To get a CV suitably slick I suggest spending at least 30 hours on it.
People don’t believe that it takes that long. But why not?
We’re cramming our whole professional and educational career into around 800 words – the same length as this article. When we start pulling it apart and constructing a descriptive and engaging picture of a person’s professional prowess, then people start believing me. It’s a craft. An art. One worth learning, to keep it updated.
The 2 main audiences for our CVs are: 1. Employers and 2. Recruitment consultants.
With the market being more competitive, it’s never been more important to present a polished version of ourselves. To hear first-hand how we could do better, I asked two trusted recruitment consultants for the most common CV mistakes.
Lilian Bishop leads UK-based Armstrong Bishop, which recruits lawyers for companies in the UK and on mainland Europe. Kraig Lenehan recruits IT professionals in Toronto for Robert Half. This is what they say about oversights in CV-writing:
1. Un-tailored CVs
When people say we should tailor our CV to each job description, they mean it. We can’t fit our whole career into 2 pages but we can pick out the prominent parts that are relevant for each role. If the CV mismatches the criteria, it goes in one direction.. the bin.
Employers want to see a “fit” and the CV is a communication channel where their language is the language to use. Adopting the company’s language and fitting to the advertised position is an easy win not to be overlooked.
2. Too long – 2 pages is plenty
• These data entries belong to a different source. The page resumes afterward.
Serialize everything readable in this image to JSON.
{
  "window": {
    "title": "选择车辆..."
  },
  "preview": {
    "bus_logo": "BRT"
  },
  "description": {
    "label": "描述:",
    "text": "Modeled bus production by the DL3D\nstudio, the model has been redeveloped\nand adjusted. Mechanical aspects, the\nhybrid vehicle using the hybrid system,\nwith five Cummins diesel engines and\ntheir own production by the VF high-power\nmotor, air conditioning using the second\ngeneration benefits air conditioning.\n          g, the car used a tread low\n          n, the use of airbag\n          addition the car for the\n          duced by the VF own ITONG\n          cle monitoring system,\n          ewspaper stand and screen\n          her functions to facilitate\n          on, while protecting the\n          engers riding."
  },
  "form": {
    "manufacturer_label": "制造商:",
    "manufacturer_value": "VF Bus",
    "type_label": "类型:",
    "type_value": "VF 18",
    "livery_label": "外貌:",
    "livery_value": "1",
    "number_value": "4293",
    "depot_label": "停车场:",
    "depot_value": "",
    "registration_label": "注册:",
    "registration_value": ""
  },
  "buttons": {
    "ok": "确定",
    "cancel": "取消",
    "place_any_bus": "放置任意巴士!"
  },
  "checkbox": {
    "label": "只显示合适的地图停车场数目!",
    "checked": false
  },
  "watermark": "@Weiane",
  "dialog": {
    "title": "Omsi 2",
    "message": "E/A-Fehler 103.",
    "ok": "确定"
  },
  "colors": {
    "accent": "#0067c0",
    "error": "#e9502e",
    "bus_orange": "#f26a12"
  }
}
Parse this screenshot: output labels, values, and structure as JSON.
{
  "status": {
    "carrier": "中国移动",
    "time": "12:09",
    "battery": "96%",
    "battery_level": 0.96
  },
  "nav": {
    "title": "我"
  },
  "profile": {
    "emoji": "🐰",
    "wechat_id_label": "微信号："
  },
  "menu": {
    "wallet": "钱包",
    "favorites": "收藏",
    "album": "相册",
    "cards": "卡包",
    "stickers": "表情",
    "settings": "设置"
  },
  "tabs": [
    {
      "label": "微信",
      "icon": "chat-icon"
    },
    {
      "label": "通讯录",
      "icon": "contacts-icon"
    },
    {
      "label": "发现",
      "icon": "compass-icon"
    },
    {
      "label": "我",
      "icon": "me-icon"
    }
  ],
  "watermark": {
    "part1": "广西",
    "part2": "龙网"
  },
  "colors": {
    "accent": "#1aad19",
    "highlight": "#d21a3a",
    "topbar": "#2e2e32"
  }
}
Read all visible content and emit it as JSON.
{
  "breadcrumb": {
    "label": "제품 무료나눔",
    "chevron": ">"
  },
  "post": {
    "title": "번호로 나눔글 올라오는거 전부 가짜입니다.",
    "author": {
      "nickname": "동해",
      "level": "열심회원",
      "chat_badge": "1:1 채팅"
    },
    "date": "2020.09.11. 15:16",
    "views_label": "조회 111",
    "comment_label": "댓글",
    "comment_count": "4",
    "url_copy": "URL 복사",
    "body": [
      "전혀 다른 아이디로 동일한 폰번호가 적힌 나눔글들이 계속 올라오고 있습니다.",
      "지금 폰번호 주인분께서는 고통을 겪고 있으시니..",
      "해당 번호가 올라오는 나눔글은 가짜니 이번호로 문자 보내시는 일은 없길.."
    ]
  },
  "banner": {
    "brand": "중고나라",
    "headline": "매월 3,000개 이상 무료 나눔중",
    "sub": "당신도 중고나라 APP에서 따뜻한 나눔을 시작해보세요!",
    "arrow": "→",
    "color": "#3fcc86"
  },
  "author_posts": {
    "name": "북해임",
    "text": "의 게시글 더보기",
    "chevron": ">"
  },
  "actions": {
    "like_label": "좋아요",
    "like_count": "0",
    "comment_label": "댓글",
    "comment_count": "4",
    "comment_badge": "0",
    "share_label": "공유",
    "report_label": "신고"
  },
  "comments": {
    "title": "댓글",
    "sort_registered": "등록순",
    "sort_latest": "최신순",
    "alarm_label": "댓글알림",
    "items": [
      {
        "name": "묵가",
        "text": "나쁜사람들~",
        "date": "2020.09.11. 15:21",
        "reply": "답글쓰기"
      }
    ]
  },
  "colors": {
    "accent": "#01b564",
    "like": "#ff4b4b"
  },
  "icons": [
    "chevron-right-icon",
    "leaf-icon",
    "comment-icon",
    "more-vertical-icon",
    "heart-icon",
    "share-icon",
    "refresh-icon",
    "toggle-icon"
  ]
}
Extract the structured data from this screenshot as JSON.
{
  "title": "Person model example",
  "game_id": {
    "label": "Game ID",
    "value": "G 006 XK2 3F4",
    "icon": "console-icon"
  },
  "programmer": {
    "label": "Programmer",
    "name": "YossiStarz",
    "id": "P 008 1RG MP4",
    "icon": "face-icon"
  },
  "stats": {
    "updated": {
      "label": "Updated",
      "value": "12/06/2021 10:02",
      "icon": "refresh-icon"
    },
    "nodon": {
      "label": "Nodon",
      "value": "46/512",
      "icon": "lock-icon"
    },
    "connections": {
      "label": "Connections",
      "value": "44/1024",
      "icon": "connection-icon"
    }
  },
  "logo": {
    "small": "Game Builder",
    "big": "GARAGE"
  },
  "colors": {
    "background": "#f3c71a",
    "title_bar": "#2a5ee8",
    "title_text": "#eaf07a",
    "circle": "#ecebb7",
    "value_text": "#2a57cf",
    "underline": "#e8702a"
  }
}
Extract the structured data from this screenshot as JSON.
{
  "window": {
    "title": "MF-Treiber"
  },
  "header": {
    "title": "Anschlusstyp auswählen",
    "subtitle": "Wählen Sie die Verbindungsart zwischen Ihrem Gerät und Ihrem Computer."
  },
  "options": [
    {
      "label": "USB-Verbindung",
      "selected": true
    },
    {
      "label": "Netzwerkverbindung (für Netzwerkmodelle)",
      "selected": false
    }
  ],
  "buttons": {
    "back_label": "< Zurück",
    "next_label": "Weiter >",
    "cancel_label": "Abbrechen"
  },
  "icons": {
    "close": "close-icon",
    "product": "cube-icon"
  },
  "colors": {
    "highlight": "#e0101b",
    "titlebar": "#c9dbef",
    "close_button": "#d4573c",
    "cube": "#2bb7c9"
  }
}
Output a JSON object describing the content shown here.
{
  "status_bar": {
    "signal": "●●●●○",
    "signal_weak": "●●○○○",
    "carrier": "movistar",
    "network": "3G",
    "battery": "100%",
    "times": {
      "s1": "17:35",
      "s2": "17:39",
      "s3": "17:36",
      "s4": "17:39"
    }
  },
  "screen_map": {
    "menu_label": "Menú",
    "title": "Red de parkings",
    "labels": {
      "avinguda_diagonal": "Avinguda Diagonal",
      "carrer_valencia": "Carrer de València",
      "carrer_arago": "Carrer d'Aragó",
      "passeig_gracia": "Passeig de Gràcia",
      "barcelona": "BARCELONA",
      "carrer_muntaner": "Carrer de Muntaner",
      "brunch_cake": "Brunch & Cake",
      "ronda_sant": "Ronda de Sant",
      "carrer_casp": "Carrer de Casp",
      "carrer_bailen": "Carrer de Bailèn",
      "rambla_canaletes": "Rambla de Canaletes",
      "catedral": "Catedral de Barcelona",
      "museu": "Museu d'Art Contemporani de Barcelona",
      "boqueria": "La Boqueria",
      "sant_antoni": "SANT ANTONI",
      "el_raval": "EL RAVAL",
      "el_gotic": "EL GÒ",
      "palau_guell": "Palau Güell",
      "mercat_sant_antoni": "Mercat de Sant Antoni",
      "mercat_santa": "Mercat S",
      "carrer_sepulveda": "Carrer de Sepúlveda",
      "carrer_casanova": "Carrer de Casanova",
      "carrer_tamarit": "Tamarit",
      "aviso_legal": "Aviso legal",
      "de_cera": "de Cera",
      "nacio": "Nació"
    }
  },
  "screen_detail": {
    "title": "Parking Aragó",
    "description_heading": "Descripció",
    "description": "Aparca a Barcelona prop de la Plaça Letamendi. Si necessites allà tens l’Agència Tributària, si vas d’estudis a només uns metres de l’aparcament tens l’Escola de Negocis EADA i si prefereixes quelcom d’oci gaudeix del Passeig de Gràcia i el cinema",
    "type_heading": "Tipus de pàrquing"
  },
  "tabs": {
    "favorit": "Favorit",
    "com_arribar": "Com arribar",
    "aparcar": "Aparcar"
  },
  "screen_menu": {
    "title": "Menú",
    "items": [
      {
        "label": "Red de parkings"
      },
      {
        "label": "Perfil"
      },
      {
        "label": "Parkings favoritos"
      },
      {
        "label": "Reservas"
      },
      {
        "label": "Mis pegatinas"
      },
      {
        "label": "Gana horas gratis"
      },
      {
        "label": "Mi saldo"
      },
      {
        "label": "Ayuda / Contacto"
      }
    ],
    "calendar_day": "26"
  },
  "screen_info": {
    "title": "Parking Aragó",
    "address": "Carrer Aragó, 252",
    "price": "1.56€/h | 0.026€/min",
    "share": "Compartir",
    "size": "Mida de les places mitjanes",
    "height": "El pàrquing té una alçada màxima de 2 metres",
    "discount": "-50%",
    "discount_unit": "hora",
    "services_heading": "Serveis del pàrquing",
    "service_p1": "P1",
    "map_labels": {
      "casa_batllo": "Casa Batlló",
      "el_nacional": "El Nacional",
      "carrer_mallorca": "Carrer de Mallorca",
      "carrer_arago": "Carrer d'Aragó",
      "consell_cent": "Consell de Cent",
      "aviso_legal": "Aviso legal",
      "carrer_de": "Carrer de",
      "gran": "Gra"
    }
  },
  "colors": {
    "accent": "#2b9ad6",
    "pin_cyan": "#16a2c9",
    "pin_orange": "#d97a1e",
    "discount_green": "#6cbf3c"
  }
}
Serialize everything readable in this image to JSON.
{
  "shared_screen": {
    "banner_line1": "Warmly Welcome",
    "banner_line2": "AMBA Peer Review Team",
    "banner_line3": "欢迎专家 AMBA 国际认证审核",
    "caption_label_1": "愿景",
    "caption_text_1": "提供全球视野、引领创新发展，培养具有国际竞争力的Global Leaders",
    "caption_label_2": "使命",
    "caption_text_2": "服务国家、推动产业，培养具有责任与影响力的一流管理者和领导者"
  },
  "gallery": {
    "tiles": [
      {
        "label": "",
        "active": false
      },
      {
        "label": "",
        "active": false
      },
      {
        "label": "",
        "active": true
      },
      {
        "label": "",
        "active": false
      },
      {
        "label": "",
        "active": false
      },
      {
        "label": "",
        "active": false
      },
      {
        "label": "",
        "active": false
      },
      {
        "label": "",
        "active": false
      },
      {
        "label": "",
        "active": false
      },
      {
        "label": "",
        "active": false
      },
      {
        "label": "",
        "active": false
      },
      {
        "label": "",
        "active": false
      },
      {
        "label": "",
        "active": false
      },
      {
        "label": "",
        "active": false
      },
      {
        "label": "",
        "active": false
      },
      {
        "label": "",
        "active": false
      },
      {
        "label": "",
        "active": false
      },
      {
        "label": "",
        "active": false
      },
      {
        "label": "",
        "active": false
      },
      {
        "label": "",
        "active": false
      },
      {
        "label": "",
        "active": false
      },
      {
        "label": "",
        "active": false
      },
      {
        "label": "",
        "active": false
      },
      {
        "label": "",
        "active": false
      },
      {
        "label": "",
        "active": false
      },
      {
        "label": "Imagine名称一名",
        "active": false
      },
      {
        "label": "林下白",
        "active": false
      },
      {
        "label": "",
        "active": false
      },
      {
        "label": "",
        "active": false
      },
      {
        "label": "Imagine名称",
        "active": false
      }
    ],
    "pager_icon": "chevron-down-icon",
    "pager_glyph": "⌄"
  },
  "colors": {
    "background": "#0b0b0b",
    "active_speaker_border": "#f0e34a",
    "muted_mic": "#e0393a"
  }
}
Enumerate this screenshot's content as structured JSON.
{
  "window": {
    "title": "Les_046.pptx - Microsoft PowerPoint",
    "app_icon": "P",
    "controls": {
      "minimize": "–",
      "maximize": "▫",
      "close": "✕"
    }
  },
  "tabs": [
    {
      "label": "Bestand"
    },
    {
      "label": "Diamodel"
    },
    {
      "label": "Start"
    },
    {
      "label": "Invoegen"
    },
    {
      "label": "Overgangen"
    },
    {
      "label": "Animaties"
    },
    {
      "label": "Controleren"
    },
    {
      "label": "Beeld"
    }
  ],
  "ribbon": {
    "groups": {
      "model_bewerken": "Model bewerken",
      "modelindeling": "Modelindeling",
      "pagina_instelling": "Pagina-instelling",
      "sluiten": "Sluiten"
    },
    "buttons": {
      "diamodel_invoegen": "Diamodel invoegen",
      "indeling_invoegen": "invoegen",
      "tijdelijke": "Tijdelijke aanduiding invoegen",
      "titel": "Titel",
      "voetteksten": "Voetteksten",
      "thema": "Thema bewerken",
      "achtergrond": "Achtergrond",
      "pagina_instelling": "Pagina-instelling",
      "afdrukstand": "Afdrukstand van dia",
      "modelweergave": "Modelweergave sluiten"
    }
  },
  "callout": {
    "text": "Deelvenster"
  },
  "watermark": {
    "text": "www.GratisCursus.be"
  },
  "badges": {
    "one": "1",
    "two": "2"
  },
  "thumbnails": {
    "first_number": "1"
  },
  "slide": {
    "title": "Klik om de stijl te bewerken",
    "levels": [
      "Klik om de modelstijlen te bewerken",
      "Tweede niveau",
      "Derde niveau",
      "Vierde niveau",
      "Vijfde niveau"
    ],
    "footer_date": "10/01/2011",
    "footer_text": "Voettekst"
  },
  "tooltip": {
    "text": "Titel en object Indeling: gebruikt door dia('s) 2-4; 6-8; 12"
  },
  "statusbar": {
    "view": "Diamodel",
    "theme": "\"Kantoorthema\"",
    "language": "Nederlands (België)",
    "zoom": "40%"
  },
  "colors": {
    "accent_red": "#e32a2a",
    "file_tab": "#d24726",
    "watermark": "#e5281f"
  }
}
Detail is important but, for many, more than 2 sides of A4 is a fuss. Who has the time to read it all? A CV is less than a 2 minute speed read! A first glance with an experienced eye takes only 40 seconds!
More than 2 pages might suggest that:
We can’t identify pertinent points;
We can’t separate the skills and experience from titchy tasks; and
We can’t be bothered to be precise and succinct.
We might anticipate that the human behind a verbose CV is someone who talks more than listens and doesn’t consider the context for their audience. Ouch! So if you run into 3 pages, be sure that they’re required.
3. Putting education ahead of work experience
Unless we’re still in education, then our work experience should be early on in CVs, with education and qualifications later.
After first and last name at the top, contact details closely below, a brief profile or snapshot follows and then work experience comes next. Even those with minimal experience may have part-time jobs or voluntary roles –indicating skills and qualities.
4. Not putting most recent role first under employment
The rule is “most recent first”. There’s no point in our favourite role being top, or bunching roles into “worked within sector” or “job type” groups. Reverse chronology is vital.
Text needs to be easily digestible, with easy-to-spot keywords and indicators. Sentences that take 2 whole lines are too much. Think “snappy”!
Formatting is key and a few bulleted highlights are helpful. Droning on in detail is a danger. It’s not an autobiography but a table of events telling a story.
5. Job content VS candidate capabilities
“It’s not about what the employer activities are but an accurate description of their job and the key achievements during their time there.” says Kraig.
A CV is a document about an individual, a person with a career. Thanks to Google it’s never been easier to look up a company. The job title followed by the name of the company and town/city/country is plenty. Full postal addresses and website links make for laborious reading. It fills up a page like unappetising food thrown together on an over-packed plate.
6. Spelling mistakes
One minor typo may be overlooked, but more basic language or spelling mistakes are simply shoddy. Recruiters consider whether they’d employ us. If not, then they won’t risk us showing them up in front of their client.
Even when people consider their CV a work of art, spending evenings and weekends perfecting it, we still find minor mistakes. Why draw attention to the wrong detail?
There’s an interview place. We get one shot at it – our CV – so we should care whether it’s a slick read or sluggish. Recruiters work for clients, not applicants. Why wind up one of them when they’re a route to a new role?
P.S. Waiting until we face redundancy or feel an impatience to move on is unwise. At the brink of a huge change we’re less likely to be calm and confident. By updating our CVs every few months we can add proud or notable moments, when they happen, to capture the rich context. It’s worth being ready for when we don’t feel so upbeat.